What you are asked to do: In the entries below, find every line with "this" and copy it.

Entries from a dataset of interfaces:
====================
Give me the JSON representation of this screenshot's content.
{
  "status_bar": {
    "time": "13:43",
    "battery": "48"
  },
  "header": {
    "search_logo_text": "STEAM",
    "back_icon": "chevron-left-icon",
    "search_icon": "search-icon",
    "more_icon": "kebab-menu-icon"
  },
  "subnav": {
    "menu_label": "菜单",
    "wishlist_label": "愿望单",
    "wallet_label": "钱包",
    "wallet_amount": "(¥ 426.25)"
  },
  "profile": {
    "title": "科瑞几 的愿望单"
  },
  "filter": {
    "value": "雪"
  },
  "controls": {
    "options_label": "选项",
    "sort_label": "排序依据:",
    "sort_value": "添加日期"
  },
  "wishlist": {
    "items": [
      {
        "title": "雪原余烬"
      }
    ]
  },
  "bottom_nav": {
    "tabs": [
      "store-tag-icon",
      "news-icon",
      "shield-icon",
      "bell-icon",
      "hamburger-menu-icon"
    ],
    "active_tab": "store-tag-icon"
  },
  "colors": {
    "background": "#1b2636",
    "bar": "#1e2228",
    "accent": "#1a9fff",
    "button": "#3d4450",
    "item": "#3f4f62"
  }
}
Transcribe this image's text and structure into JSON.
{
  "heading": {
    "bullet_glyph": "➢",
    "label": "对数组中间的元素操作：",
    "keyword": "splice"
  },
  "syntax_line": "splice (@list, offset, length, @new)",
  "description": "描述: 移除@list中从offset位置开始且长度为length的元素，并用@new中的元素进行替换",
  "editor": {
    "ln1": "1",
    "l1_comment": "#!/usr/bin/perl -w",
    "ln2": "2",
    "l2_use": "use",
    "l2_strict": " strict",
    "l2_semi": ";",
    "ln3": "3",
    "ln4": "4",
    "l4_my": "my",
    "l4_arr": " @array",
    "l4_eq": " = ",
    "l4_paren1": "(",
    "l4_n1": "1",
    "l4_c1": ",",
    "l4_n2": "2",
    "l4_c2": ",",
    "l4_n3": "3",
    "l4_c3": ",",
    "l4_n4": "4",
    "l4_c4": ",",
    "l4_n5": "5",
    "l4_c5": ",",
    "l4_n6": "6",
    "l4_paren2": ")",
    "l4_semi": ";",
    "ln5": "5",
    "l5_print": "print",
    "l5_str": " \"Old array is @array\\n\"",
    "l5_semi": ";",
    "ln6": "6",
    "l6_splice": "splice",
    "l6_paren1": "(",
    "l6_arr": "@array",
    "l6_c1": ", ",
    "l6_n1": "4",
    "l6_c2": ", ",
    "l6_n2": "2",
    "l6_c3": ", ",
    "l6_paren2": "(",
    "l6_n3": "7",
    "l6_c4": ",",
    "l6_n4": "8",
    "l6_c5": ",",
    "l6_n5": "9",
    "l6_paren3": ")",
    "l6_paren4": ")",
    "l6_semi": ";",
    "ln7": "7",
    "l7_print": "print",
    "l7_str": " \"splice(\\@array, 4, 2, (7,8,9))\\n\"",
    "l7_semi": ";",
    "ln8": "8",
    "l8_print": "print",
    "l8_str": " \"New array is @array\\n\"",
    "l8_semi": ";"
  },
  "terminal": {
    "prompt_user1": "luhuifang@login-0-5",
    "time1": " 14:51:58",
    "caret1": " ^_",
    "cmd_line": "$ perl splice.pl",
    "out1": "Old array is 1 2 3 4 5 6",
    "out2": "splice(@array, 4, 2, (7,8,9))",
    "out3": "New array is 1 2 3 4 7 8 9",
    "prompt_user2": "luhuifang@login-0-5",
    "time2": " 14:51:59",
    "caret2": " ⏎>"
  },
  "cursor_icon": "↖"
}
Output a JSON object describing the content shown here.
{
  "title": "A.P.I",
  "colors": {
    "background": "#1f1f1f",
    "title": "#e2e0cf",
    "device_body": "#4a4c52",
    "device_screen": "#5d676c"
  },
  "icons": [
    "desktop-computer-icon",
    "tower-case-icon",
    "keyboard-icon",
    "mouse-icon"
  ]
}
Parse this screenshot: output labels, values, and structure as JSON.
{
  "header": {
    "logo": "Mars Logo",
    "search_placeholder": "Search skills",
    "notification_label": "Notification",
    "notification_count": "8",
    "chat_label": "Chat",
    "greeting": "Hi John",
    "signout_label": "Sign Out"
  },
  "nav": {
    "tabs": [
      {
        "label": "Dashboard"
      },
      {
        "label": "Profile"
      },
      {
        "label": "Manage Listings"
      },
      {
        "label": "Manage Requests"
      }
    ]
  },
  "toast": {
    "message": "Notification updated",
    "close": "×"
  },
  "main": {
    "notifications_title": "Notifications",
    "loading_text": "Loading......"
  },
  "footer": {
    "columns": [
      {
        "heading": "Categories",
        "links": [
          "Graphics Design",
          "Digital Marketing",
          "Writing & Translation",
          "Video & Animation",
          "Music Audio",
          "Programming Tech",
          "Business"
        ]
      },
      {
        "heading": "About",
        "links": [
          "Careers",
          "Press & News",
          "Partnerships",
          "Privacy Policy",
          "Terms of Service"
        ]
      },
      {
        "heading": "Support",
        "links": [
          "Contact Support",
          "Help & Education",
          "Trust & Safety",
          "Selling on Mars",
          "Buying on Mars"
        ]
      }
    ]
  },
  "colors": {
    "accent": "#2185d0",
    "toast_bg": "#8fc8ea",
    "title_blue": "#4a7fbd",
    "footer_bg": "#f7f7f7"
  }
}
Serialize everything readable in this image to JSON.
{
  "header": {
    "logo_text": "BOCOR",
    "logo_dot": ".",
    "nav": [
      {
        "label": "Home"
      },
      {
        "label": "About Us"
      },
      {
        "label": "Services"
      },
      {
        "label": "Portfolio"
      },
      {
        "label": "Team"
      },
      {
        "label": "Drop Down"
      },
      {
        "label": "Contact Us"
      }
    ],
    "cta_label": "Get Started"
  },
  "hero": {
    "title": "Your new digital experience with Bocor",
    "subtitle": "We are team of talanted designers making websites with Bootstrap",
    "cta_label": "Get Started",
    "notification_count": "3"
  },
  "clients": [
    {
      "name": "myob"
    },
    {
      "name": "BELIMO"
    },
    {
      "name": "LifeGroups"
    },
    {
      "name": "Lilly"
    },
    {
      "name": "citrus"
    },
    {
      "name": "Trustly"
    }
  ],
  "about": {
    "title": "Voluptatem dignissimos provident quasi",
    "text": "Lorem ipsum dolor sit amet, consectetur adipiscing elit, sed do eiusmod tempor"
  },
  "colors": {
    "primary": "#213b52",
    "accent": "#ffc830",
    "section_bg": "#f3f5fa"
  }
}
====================
Written solution:
Give me the JSON representation of this screenshot's content.
Transcribe this image's text and structure into JSON.
Parse this screenshot: output labels, values, and structure as JSON.
Serialize everything readable in this image to JSON.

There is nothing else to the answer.